▸ Material provided:

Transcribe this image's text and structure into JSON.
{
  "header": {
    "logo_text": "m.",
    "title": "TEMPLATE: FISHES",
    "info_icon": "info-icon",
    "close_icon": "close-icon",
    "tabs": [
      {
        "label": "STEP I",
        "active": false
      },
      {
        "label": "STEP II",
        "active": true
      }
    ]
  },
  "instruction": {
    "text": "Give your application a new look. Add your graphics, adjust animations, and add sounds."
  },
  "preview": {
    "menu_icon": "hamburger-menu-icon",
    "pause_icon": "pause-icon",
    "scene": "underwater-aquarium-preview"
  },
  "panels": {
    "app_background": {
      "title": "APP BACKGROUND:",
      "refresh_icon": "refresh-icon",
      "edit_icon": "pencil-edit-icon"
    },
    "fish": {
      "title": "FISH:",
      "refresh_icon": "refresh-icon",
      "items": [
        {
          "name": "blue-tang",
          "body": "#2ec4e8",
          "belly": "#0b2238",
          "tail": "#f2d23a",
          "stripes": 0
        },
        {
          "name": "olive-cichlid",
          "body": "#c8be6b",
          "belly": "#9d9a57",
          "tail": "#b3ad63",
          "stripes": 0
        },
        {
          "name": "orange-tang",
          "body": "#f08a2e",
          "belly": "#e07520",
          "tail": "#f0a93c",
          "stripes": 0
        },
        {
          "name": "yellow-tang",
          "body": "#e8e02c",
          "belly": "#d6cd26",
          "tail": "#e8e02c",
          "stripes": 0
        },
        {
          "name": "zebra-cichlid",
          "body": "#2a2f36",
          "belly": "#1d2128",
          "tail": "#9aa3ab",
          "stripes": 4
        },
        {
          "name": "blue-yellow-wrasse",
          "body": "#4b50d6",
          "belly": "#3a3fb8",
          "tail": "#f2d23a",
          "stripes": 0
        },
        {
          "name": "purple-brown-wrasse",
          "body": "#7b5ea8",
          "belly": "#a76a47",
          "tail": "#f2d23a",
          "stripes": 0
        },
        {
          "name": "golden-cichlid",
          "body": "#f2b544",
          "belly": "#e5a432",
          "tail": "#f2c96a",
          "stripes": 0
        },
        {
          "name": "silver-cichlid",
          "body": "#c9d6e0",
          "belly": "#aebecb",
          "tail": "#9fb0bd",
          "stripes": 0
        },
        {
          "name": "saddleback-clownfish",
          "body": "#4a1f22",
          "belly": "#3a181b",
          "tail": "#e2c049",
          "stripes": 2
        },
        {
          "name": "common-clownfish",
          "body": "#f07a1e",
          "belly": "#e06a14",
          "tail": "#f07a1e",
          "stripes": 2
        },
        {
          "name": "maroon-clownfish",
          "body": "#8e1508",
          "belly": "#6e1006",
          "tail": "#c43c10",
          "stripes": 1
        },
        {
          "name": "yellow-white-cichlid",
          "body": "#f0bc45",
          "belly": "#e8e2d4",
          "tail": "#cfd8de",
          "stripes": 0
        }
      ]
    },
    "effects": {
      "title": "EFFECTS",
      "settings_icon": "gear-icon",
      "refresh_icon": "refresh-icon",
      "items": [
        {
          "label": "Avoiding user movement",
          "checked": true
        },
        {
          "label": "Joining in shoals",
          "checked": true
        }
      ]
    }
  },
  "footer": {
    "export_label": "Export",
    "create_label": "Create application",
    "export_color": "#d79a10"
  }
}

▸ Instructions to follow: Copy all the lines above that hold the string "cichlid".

▸ Exercise output:
          "name": "olive-cichlid",
          "name": "zebra-cichlid",
          "name": "golden-cichlid",
          "name": "silver-cichlid",
          "name": "yellow-white-cichlid",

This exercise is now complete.